The gay question is complex and I don't have time to discuss it here, but there are many young people confused by popular messages in the media about their sexuality. It isn't good enough to say to such confused people that they were born a certain way because it may lead to a disjunction between confused mental thoughts and deep seated emotional needs to relate to the opposite sex. Christians should have the freedom to counsel young people in this area and offer healing to those who are confused and so bring harmony to thoughts and emotions. There may be others who are genuinely disinterested in the opposite sex, and people should have the freedom to choose their lifestyle, but we shouldn't pretend that all are mentally at ease with the confusing messages they receive via the media. I believe there is divine grace to heal through the dynamis (power) of the Holy Spirit.
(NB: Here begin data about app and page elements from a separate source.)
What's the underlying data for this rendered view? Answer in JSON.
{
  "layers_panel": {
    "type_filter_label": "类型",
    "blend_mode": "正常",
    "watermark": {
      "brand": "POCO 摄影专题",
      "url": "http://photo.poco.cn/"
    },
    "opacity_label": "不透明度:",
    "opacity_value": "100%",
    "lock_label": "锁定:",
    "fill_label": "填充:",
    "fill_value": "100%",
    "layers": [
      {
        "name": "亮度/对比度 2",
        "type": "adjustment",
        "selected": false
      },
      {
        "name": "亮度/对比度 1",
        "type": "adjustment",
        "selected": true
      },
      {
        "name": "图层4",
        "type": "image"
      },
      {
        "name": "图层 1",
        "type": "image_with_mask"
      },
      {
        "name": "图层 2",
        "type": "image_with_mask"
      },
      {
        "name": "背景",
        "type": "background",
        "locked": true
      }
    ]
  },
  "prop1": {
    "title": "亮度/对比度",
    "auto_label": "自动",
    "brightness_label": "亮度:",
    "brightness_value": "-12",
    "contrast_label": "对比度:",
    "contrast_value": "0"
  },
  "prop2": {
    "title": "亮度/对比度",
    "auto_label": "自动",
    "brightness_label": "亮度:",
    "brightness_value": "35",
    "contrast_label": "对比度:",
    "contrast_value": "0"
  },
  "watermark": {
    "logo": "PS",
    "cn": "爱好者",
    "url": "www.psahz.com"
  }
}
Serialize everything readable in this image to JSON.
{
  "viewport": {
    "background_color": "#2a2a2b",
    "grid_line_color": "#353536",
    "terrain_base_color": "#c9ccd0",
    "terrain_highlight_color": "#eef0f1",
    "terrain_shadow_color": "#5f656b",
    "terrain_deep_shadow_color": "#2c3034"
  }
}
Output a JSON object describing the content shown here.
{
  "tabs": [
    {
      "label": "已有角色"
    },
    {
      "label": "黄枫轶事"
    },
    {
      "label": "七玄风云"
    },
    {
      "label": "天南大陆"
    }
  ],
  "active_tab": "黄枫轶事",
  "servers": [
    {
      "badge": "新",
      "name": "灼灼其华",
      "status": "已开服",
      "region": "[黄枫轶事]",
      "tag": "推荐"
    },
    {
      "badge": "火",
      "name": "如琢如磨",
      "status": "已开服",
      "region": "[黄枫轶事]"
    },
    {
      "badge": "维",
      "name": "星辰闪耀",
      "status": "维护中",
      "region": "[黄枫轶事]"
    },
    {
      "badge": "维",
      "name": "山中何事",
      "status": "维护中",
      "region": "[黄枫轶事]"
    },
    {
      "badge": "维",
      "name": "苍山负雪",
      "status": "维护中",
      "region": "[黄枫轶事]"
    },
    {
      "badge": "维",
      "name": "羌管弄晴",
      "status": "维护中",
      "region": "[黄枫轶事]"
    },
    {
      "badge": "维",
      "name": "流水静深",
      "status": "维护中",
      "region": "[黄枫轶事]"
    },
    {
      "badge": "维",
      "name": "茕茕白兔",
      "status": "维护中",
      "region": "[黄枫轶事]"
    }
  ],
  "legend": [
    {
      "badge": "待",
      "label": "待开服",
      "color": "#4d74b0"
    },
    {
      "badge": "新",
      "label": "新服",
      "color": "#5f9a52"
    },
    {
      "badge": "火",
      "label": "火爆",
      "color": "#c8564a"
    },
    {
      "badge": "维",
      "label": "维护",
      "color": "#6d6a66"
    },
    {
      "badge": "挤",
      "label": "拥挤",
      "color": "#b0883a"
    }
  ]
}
Sunday, 16 January 2011

Intrusive science is killing penguins


A report in Nature suggests that the tagging of king penguins damages their survival chances. Tagging kills penguins

The write up in the Guardian comments that "The researchers found that the survival rates for king penguins with flipper bands dropped by 16% and the birds produced 39% fewer chicks. The finding raises serious questions about the ethics of banding penguins for research and casts doubt on years of data produced by tagging the birds in this way."

This research highlights some of the distress that excessive scientific intrusion into the life of animals can cause them. Perhaps there is a lesson here that much greater care needs to be taken in gathering data on animals and birds.

Thursday, 13 January 2011

Evangelical Alliance and Attitudes to Evolution

There is a new report by the Evangelical Alliance that includes attitudes to evolution amongst evangelicals. The Church of England newsletter suggests it reveals that attitudes are changing to evolution with 6 out of 10 evangelicals now believing that evolution is compatible with Christianity.
http://www.eauk.org/snapshot/upload/21st-Century-Evangelicals-Data-Report.pdf
http://eauk.org/snapshot/upload/21st-Century-Evangelicals-PDF.pdf

Although it is a large sample of more than 17,000 church members and conference goes, the question on evolution is suitably vague and in two parts. Why do experts in this field insist on asking people two questions and allow only one response? Also it is not very well qualified because it doesn't specify clearly what is meant by evolution; even young earth creationist Henry Morris accepted the possibility of fairly rapid micro-evolution for instance. So I don't think it is a particularly meaningful result.

The question; "I believe that evolution and Christianity are incompatible: you cannot believe both"

Personally speaking, if asked this I would want to answer; 'what do you mean by evolution?' If micro-evolution I would disagree with the first part; if macro-evolution I would agree with the first part. And I would want to answer that you can be a Christian and believe in macro-evolution, even though I believe macro-evolution is untrue.

Responses are as follows.
Agree a lot; Agree a little; Unsure; Disagree a little; Disagree a lot.
Evangelical Christian (festival sample)
18% - 8% - 14% - 20% - 39%
Evangelical Christian (church sample)
30% - 9% - 18% - 16% - 27%

Monday, 10 January 2011

Can BCSE only think in Black and White?

The British Centre for Science Education fails to see shades of opinion in creationist thought. From evidence on their blog they seem unable to put together nuanced arguments and dissect people's positions carefully. Instead if you read the BCSE blog you will be left with the impression that all creationists and intelligent design supporters are anti-science and now apparently anti the environment as well. For an organisation that has set itself up as a guardian for good standards in education it is a shame they can't do better than this and look at the picture in a wider context.

For the record, at the Science and Values blog we are concerned with both science and the environment.